Price shoppers can be a nightmare if you’re a busy small business. You made all that effort in writing a quote for them and then you realise they won’t be buying your products or services any time soon.
They might enquire about your rates so they can plan their budget or compare your prices with your competitors. And rather than investing time and effort in potential new customers, you end up wasting your energy on people who never intended to buy from you in the first place.
Here are a few tips on how to turn this nuisance into a positive opportunity and find ways to reduce the time spent dealing with requests from price shoppers.
Spend less time on them
In order to speed things up, make sure people get the information they need as quickly as possible.
This is great for reducing time spent on price shoppers, but it’s also really helpful for genuine potential customers too. So, how do you do this?
1. Be upfront
The easiest way is to show your prices on your website and in your marketing material. This eliminates most enquiries from price shoppers – and therefore the need for you to spend all this time for possibly nothing.
If you can’t show exact costs, consider having example prices on your website (check out my example prices).
Still not sure? Find out why you shouldn’t keep your rates a secret.
Have a dedicated call-to-action button and contact form for price enquiries on your website. This way people can quickly and easily get in touch.
A contact form is also a great way to ensure you get all the info you need to put the right quote together for them.
3. Be prepared
Instead of spending lots of time on personalised quotations, have a pdf price list ready that you can simply email to potential customers.
Alternatively, create a template quote or set up an email template so you can reply straight away.
Filter Them Out
As a small business, it’s important to attract the right clients. If you find that a lot of people who get in touch don’t have the right budget or aren’t a good match for another reason, chances are you need to adjust your marketing.
Most of all, make sure that your brand reflects your small business accurately and appeals to the people you want to do business with.
For example, an expensive product should be represented by high-quality marketing materials and a corresponding tone of voice.
Otherwise, potential customers may assume it’s a cheap product and won’t be willing to pay when they find out your prices.
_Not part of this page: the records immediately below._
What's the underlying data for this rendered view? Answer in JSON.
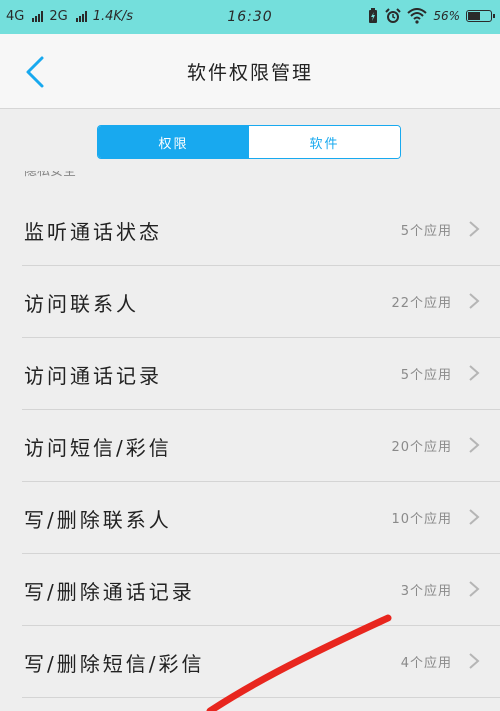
{
  "status_bar": {
    "network1": "4G",
    "network2": "2G",
    "speed": "1.4K/s",
    "time": "16:30",
    "battery": "56%"
  },
  "header": {
    "title": "软件权限管理"
  },
  "segmented": {
    "tabs": [
      {
        "label": "权限",
        "active": true
      },
      {
        "label": "软件",
        "active": false
      }
    ]
  },
  "section": {
    "title": "隐私安全"
  },
  "permissions": [
    {
      "label": "监听通话状态",
      "count": "5个应用"
    },
    {
      "label": "访问联系人",
      "count": "22个应用"
    },
    {
      "label": "访问通话记录",
      "count": "5个应用"
    },
    {
      "label": "访问短信/彩信",
      "count": "20个应用"
    },
    {
      "label": "写/删除联系人",
      "count": "10个应用"
    },
    {
      "label": "写/删除通话记录",
      "count": "3个应用"
    },
    {
      "label": "写/删除短信/彩信",
      "count": "4个应用"
    }
  ],
  "colors": {
    "status_bar": "#74dfdc",
    "accent": "#18a9ef",
    "annotation_stroke": "#e8261e"
  }
}
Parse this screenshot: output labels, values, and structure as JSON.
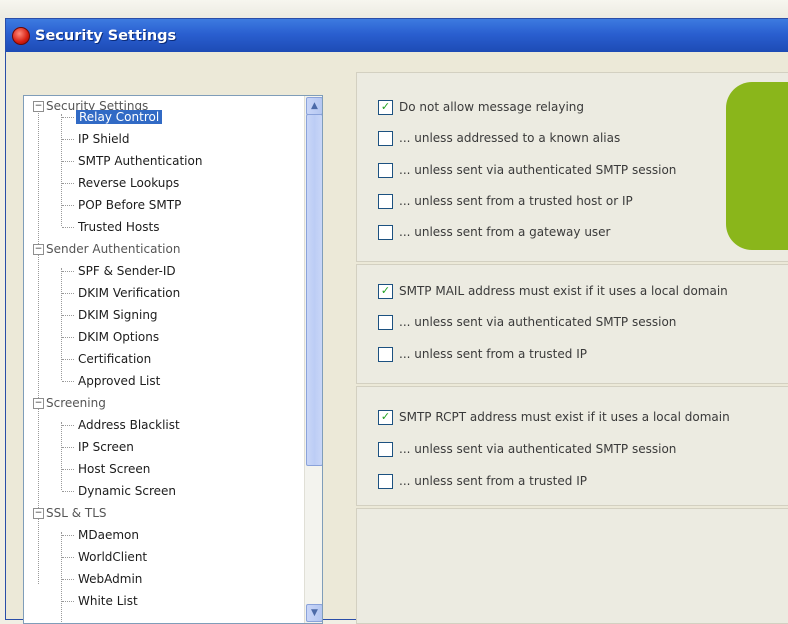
{
  "window": {
    "title": "Security Settings"
  },
  "icons": {
    "app": "app-icon",
    "expand": "expand-icon",
    "collapse": "collapse-icon",
    "scroll_up": "arrow-up-icon",
    "scroll_down": "arrow-down-icon"
  },
  "colors": {
    "titlebar": "#2a5fd0",
    "selection": "#316ac5",
    "accent_tab": "#8ab61b"
  },
  "tree": {
    "items": [
      {
        "label": "Security Settings",
        "level": 0,
        "expanded": true
      },
      {
        "label": "Relay Control",
        "level": 1,
        "selected": true
      },
      {
        "label": "IP Shield",
        "level": 1
      },
      {
        "label": "SMTP Authentication",
        "level": 1
      },
      {
        "label": "Reverse Lookups",
        "level": 1
      },
      {
        "label": "POP Before SMTP",
        "level": 1
      },
      {
        "label": "Trusted Hosts",
        "level": 1
      },
      {
        "label": "Sender Authentication",
        "level": 0,
        "expanded": true
      },
      {
        "label": "SPF & Sender-ID",
        "level": 1
      },
      {
        "label": "DKIM Verification",
        "level": 1
      },
      {
        "label": "DKIM Signing",
        "level": 1
      },
      {
        "label": "DKIM Options",
        "level": 1
      },
      {
        "label": "Certification",
        "level": 1
      },
      {
        "label": "Approved List",
        "level": 1
      },
      {
        "label": "Screening",
        "level": 0,
        "expanded": true
      },
      {
        "label": "Address Blacklist",
        "level": 1
      },
      {
        "label": "IP Screen",
        "level": 1
      },
      {
        "label": "Host Screen",
        "level": 1
      },
      {
        "label": "Dynamic Screen",
        "level": 1
      },
      {
        "label": "SSL & TLS",
        "level": 0,
        "expanded": true
      },
      {
        "label": "MDaemon",
        "level": 1
      },
      {
        "label": "WorldClient",
        "level": 1
      },
      {
        "label": "WebAdmin",
        "level": 1
      },
      {
        "label": "White List",
        "level": 1
      }
    ]
  },
  "groups": [
    {
      "options": [
        {
          "label": "Do not allow message relaying",
          "checked": true
        },
        {
          "label": "... unless addressed to a known alias",
          "checked": false
        },
        {
          "label": "... unless sent via authenticated SMTP session",
          "checked": false
        },
        {
          "label": "... unless sent from a trusted host or IP",
          "checked": false
        },
        {
          "label": "... unless sent from a gateway user",
          "checked": false
        }
      ]
    },
    {
      "options": [
        {
          "label": "SMTP MAIL address must exist if it uses a local domain",
          "checked": true
        },
        {
          "label": "... unless sent via authenticated SMTP session",
          "checked": false
        },
        {
          "label": "... unless sent from a trusted IP",
          "checked": false
        }
      ]
    },
    {
      "options": [
        {
          "label": "SMTP RCPT address must exist if it uses a local domain",
          "checked": true
        },
        {
          "label": "... unless sent via authenticated SMTP session",
          "checked": false
        },
        {
          "label": "... unless sent from a trusted IP",
          "checked": false
        }
      ]
    }
  ]
}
Or the other way around.
It takes quite a bit of time to get your branding spot-on. But it will definitely save you time in the long run as you will be attracting the right people whose expectation fits reality.
Turn them into a paying customer
But just because you’ve improved your workflow to deal with comparison shoppers doesn’t mean that you should sit back and ignore them.
There is still a chance to make a lasting impression and turn them into a paying customer for your small business. And it doesn’t take much effort either.
1. Give them a call
How about giving them a quick call back to ask a few questions? This way, you can find out exactly what information they need and help them straightaway. (And you can outsource that.)
Just don’t make this a sales call, focus on providing great customer service and useful information. This is quick to do, and the personal touch can go a long way.
I’ve found that not everyone likes getting a phone call, so here’s a useful tip when it comes to replying to enquiries. On your online contact form, ask if you can give them a call back to make sure they get the right quote or prices.
Ensure that they have the ability to opt out, and give people the option to select their preferred method of contact so you can avoid unwanted phone calls.
2. Make them an offer
Another way to make a good impression is to have a temporary special offer ready to encourage purchase. And don’t forget to follow up by email.
The offer doesn’t need to be a discounted price by the way. You can throw in an extra service or waive the delivery costs.
3. Keep in touch
Keep the conversation going so even if the customer doesn’t purchase straightaway, they keep your small business in mind.
Make them aware of your social media channels. Ask if they would like to be added to your mailing list for future updates or special offers.
They probably won’t become your best-selling clients, but they might become a source of referrals and recommendations.
WANT TO READ MORE?
To read more about this topic, have a look at these:
Should You Keep Your Rates a Secret?
How I Found My Ideal Client & What I Learned Along the Way
Do You Know Where Your Clients & Customers Are Coming From?
What Is It Like to Be Your Customer?